- The Lipoprotein-Associated Phospholipase A2 Blood Test measures the levels of Lp-PLA2 in blood. It is used to estimate the risk for cardiovascular disease and also helps provide a measure of one’s cardiovascular health
What are the Clinical Indications for performing the Lipoprotein-Associated Phospholipase A2 Blood Test?
Following are the clinical indications for performing the Lipoprotein-Associated Phospholipase A2 Blood Test:
- Evaluating the risk for cardiovascular disease that is marked by
- Chest pain or discomfort
- Shortness of breath
- Jaw pain
- Family history of cardiovascular disease
- Monitoring therapy for cardiovascular disease or high cholesterol levels
How is the Specimen Collected for Lipoprotein-Associated Phospholipase A2 Blood Test?
Following is the specimen collection process for Lipoprotein-Associated Phospholipase A2 Blood Test:
Sample required: Blood
Process of obtaining blood sample in adults:
- A band is wrapped around the arm, 3-4 inches above the collection site (superficial vein that lies within the elbow pit)
- The site is cleaned with 70% alcohol in an outward spiral, away from the zone of needle insertion

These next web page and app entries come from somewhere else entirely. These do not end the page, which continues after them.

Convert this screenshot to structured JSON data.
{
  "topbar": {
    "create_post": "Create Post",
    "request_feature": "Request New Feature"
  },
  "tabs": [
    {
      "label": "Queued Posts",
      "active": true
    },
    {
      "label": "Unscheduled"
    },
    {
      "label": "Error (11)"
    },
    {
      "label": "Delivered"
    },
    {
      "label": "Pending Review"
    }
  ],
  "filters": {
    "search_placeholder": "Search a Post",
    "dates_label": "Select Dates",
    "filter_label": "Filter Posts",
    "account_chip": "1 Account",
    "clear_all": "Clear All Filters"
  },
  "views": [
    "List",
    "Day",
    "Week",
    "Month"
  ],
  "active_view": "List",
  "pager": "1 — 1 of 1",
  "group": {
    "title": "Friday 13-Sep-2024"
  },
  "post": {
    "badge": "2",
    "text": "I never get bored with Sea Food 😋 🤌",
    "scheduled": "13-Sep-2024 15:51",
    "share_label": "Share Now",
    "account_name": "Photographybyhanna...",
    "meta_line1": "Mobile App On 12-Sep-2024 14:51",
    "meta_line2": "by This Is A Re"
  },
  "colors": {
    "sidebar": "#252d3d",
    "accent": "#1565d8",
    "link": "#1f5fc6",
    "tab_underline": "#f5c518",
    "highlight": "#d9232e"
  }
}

- The needle cap is removed and is held in line with the vein, pulling the skin tight
- With a small and quick thrust, the vein is penetrated using the needle
- The required amount of blood sample is collected, by pulling the plunger of the syringe out slowly
- The wrap band is removed, gauze is placed on the collection site, and the needle is removed
- The blood is immediately transferred into the blood container, which has the appropriate preservative/clot activator/anti-coagulant
- The syringe and the needle are disposed into the appropriate “sharp container” for safe and hygienic disposal
- OR, a finger-stick method (pricking one’s finger) may be used for obtaining a sample of blood
Preparation required: No special preparation is needed prior to the test.
What is the Significance of the Lipoprotein-Associated Phospholipase A2 Blood Test Result?
- High Lipoprotein-Associated Phospholipase A2 (Lp-PLA2) levels may indicate increased risk of coronary heart disease (CHD) and other cardiovascular conditions including a stroke or heart attack
The laboratory test results are NOT to be interpreted as results of a "stand-alone" test. The test results have to be interpreted after correlating with suitable clinical findings and additional supplemental tests/information. Your healthcare providers will explain the meaning of your tests results, based on the overall clinical scenario.
Additional and Relevant Useful Information:
Certain factors may interfere with the results of the High Lipoprotein-Associated Phospholipase A2 Blood Test. These include:
- Individual genetic predispositions to certain enzyme deficiencies
Certain medications that you may be currently taking may influence the outcome of the test. Hence, it is important to inform your healthcare provider, the complete list of medications (including any herbal supplements) you are currently taking. This will help the healthcare provider interpret your test results more accurately and avoid unnecessary chances of a misdiagnosis.
- A heart attack occurs when the flow of oxygen-rich blood to a section of the heart muscle becomes obstructed
The following article link will help you understand heart attack:
What are some Useful Resources for Additional Information?
Please visit our Laboratory Procedures Center for more physician-approved health information:
References and Information Sources used for the Article:
Lab Tests Online (2014, April 29). Retrieved May 15, 2015 from http://labtestsonline.org/understanding/analytes/lp-pla2/
Martini, F., Nath, J. L., & Bartholomew, E. F. (2012). Fundamentals of anatomy & physiology (9th ed.). San Francisco: Benjamin Cummings.
Nelson, D. L., Nelson, D. L., Lehninger, A. L., & Cox, M. M. (2008). Lehninger principles of biochemistry (5th ed.). New York, NY: W.H. Freeman.
Schnell, Z. B., Van, L. A., & Kranpitz, T. R. (2003). Davis's Comprehensive handbook of laboratory and diagnostic tests: With nursing implications. Philadelphia: F.A. Davis.